          True. But you could also consider that the car encourages us to go farther and to go out more often than we would otherwise. In short, it’s a separate phenomenon (and I’ve had lots of periods of comparison in my own life – – times when I have been carless). The essential point I’m trying to make is that however ‘physically active’ you are — and merely walking round the shops doesn’t cut it as physical training — few people can outstrip their high-calorie food intake with daily movement. Physique athletes and bodybuilders are very clear on this, and they can eat more than most. Also, the body has complex mechanisms for preserving homeostasis, and that makes it nearly impossible to lose significant weight through exercise alone.

  • Excellent article – thank you. As part of the research for my books, we’ve grown a large variety of crops in our yard and have upped our nutrition marvelously. Earlier this year we reached a point where 100% of our vegetable production was from the yard. Plant a food forest and you’ll eat well for the rest of your life with little ongoing work.

  • ox_p

    I wish they would give more evidence as to how we know that this diet was what caused people to live longer. Couldn’t there also have been an effect of things like cold smoke pollution with the rise in industrialism? I don’t doubt that a diet with fewer processed foods would be beneficial to our health. But I wish they had gone a little bit more into the effects that processed foods actually have on our health (and how we know this scientifically, other than just a correlation between eating them and a supposed decline in health). I also wish they had explained more about the Victorian diet! Some popular dishes, for example; ways of preparing these foods. When they say “meat scraps,” how were these scraps served? I just want to understand more, as I find this a very interesting topic.

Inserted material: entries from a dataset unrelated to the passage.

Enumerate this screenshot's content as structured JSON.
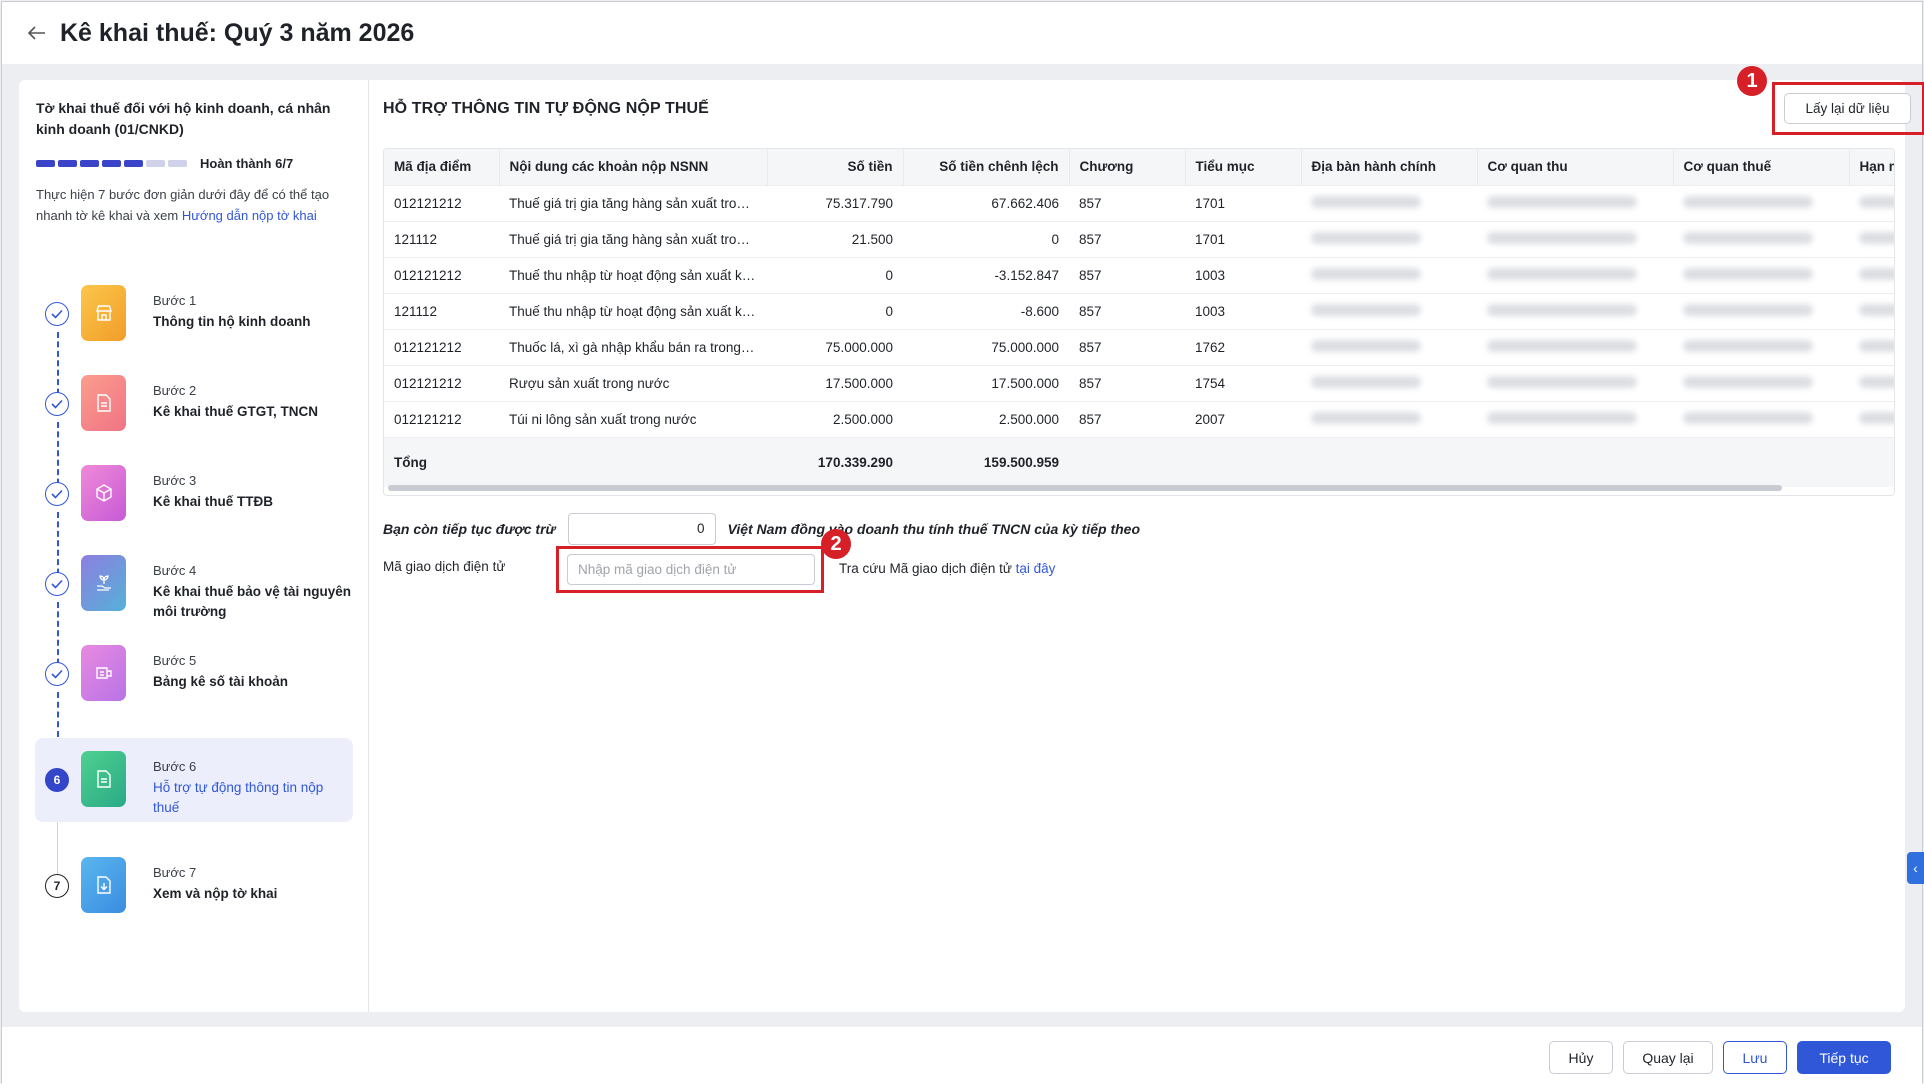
{
  "header": {
    "title": "Kê khai thuế: Quý 3 năm 2026"
  },
  "sidebar": {
    "form_title": "Tờ khai thuế đối với hộ kinh doanh, cá nhân kinh doanh (01/CNKD)",
    "progress": {
      "label": "Hoàn thành 6/7",
      "done": 6,
      "total": 7
    },
    "desc_prefix": "Thực hiện 7 bước đơn giản dưới đây để có thể tạo nhanh tờ kê khai và xem ",
    "desc_link": "Hướng dẫn nộp tờ khai",
    "steps": [
      {
        "label": "Bước 1",
        "name": "Thông tin hộ kinh doanh",
        "status": "done",
        "color": "#f7b23b"
      },
      {
        "label": "Bước 2",
        "name": "Kê khai thuế GTGT, TNCN",
        "status": "done",
        "color": "#f58a85"
      },
      {
        "label": "Bước 3",
        "name": "Kê khai thuế TTĐB",
        "status": "done",
        "color": "#e16fd0"
      },
      {
        "label": "Bước 4",
        "name": "Kê khai thuế bảo vệ tài nguyên môi trường",
        "status": "done",
        "color": "#7a86e0"
      },
      {
        "label": "Bước 5",
        "name": "Bảng kê số tài khoản",
        "status": "done",
        "color": "#d97fe0"
      },
      {
        "label": "Bước 6",
        "name": "Hỗ trợ tự động thông tin nộp thuế",
        "status": "active",
        "number": "6",
        "color": "#3fbf8a"
      },
      {
        "label": "Bước 7",
        "name": "Xem và nộp tờ khai",
        "status": "todo",
        "number": "7",
        "color": "#4aa6e8"
      }
    ]
  },
  "content": {
    "section_title": "HỖ TRỢ THÔNG TIN TỰ ĐỘNG NỘP THUẾ",
    "refetch_label": "Lấy lại dữ liệu",
    "badges": [
      "1",
      "2"
    ],
    "table": {
      "columns": [
        "Mã địa điểm",
        "Nội dung các khoản nộp NSNN",
        "Số tiền",
        "Số tiền chênh lệch",
        "Chương",
        "Tiểu mục",
        "Địa bàn hành chính",
        "Cơ quan thu",
        "Cơ quan thuế",
        "Hạn n"
      ],
      "rows": [
        [
          "012121212",
          "Thuế giá trị gia tăng hàng sản xuất trong nước",
          "75.317.790",
          "67.662.406",
          "857",
          "1701"
        ],
        [
          "121112",
          "Thuế giá trị gia tăng hàng sản xuất trong nước",
          "21.500",
          "0",
          "857",
          "1701"
        ],
        [
          "012121212",
          "Thuế thu nhập từ hoạt động sản xuất kinh doanh",
          "0",
          "-3.152.847",
          "857",
          "1003"
        ],
        [
          "121112",
          "Thuế thu nhập từ hoạt động sản xuất kinh doanh",
          "0",
          "-8.600",
          "857",
          "1003"
        ],
        [
          "012121212",
          "Thuốc lá, xì gà nhập khẩu bán ra trong nước",
          "75.000.000",
          "75.000.000",
          "857",
          "1762"
        ],
        [
          "012121212",
          "Rượu sản xuất trong nước",
          "17.500.000",
          "17.500.000",
          "857",
          "1754"
        ],
        [
          "012121212",
          "Túi ni lông sản xuất trong nước",
          "2.500.000",
          "2.500.000",
          "857",
          "2007"
        ]
      ],
      "total": {
        "label": "Tổng",
        "amount": "170.339.290",
        "diff": "159.500.959"
      }
    },
    "carry_over": {
      "prefix": "Bạn còn tiếp tục được trừ",
      "value": "0",
      "suffix": "Việt Nam đồng vào doanh thu tính thuế TNCN của kỳ tiếp theo"
    },
    "transaction": {
      "label": "Mã giao dịch điện tử",
      "placeholder": "Nhập mã giao dịch điện tử",
      "lookup_prefix": "Tra cứu Mã giao dịch điện tử ",
      "lookup_link": "tại đây"
    }
  },
  "footer": {
    "cancel": "Hủy",
    "back": "Quay lại",
    "save": "Lưu",
    "next": "Tiếp tục"
  },
  "colors": {
    "primary": "#3157d9",
    "highlight": "#d61f26"
  }
}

  • MrFreeman012 .

    The victorians smoked like chimneys too and had unusually low rates of heart disease and cancer. This will not be publicized for obvious reasons.

    I highly doubt a diet high in vegetables has anything to do with their long lives, it’s probably due to clean air and other things along those lines. Also, their tobacco (very different from the stuff of today) would have saved them from “consumption” which was a VERY common disease before tobacco was introduced to european countries.

  • Emma Haughton

    Two problems with reverting back to a Victorian diet. First, we need about half the calories that they did to function, given our sedentary lifestyles, central heating, etc. So immediately our nutrient intake compared with the average mid-Victorian is halved. Then factor in the following: nutrient levels in many common vegetables and fruit have dropped dramatically in the last 50 odd years, mainly due to selecting larger and sweeter varieties of fruit and veg. Nutrient levels are also adversely affected by poor soil nutrient levels, growth out of season, storage, and processing. I read somewhere that we would now need to eat 8 oranges to get the nutrients that a Victorian would have obtained from one. Then factor in the huge amount of ’empty’ calories many of us consume in terms of sugar and processed carbs.

    I strongly suspect most lifestyle diseases are down to chronic malnutrition, where it’s not calories we’re short of, but adequate nutrient intake.